Your task –
The expected output is every line from the one containing "Read all visible content and emit it as JSON." to the end of the data below, exactly, and no other line.

Input material –

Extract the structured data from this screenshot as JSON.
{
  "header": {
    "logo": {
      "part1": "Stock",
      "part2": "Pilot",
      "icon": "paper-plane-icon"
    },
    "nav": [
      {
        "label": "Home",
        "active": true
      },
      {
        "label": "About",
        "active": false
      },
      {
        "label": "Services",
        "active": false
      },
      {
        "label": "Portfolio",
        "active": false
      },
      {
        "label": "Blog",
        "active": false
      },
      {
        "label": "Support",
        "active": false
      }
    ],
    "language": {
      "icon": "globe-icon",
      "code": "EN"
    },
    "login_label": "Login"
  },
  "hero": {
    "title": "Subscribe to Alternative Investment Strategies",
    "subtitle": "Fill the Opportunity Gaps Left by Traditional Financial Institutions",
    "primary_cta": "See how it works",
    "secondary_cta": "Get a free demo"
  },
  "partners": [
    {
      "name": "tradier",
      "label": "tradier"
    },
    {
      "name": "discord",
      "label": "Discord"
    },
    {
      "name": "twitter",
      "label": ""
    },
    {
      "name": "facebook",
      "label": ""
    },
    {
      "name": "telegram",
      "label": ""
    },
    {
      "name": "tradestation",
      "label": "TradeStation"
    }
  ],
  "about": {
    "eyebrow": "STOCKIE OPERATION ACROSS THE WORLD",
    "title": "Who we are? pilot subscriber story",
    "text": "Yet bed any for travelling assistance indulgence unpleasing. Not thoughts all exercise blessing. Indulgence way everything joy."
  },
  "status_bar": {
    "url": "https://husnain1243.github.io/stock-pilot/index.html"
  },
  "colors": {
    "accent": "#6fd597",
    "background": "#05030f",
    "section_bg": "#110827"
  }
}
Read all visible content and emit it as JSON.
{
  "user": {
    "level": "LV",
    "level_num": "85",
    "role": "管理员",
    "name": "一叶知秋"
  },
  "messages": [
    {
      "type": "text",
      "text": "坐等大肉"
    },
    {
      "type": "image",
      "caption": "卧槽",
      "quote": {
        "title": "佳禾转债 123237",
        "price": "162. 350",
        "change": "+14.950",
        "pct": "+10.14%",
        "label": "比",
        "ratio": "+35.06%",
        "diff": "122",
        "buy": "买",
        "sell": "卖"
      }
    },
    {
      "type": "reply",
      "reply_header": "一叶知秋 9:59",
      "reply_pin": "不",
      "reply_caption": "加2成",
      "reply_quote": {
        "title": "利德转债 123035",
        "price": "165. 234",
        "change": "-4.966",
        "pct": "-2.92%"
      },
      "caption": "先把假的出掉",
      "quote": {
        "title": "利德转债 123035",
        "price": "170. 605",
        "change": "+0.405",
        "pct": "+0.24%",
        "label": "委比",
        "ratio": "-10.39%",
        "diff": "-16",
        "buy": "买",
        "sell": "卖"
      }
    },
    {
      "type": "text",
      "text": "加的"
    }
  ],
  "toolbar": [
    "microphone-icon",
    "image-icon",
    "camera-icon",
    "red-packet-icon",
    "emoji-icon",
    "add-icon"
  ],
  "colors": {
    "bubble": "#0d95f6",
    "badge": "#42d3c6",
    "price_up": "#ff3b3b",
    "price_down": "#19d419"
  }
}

Written answer –
Read all visible content and emit it as JSON.
{
  "user": {
    "level": "LV",
    "level_num": "85",
    "role": "管理员",
    "name": "一叶知秋"
  },
  "messages": [
    {
      "type": "text",
      "text": "坐等大肉"
    },
    {
      "type": "image",
      "caption": "卧槽",
      "quote": {
        "title": "佳禾转债 123237",
        "price": "162. 350",
        "change": "+14.950",
        "pct": "+10.14%",
        "label": "比",
        "ratio": "+35.06%",
        "diff": "122",
        "buy": "买",
        "sell": "卖"
      }
    },
    {
      "type": "reply",
      "reply_header": "一叶知秋 9:59",
      "reply_pin": "不",
      "reply_caption": "加2成",
      "reply_quote": {
        "title": "利德转债 123035",
        "price": "165. 234",
        "change": "-4.966",
        "pct": "-2.92%"
      },
      "caption": "先把假的出掉",
      "quote": {
        "title": "利德转债 123035",
        "price": "170. 605",
        "change": "+0.405",
        "pct": "+0.24%",
        "label": "委比",
        "ratio": "-10.39%",
        "diff": "-16",
        "buy": "买",
        "sell": "卖"
      }
    },
    {
      "type": "text",
      "text": "加的"
    }
  ],
  "toolbar": [
    "microphone-icon",
    "image-icon",
    "camera-icon",
    "red-packet-icon",
    "emoji-icon",
    "add-icon"
  ],
  "colors": {
    "bubble": "#0d95f6",
    "badge": "#42d3c6",
    "price_up": "#ff3b3b",
    "price_down": "#19d419"
  }
}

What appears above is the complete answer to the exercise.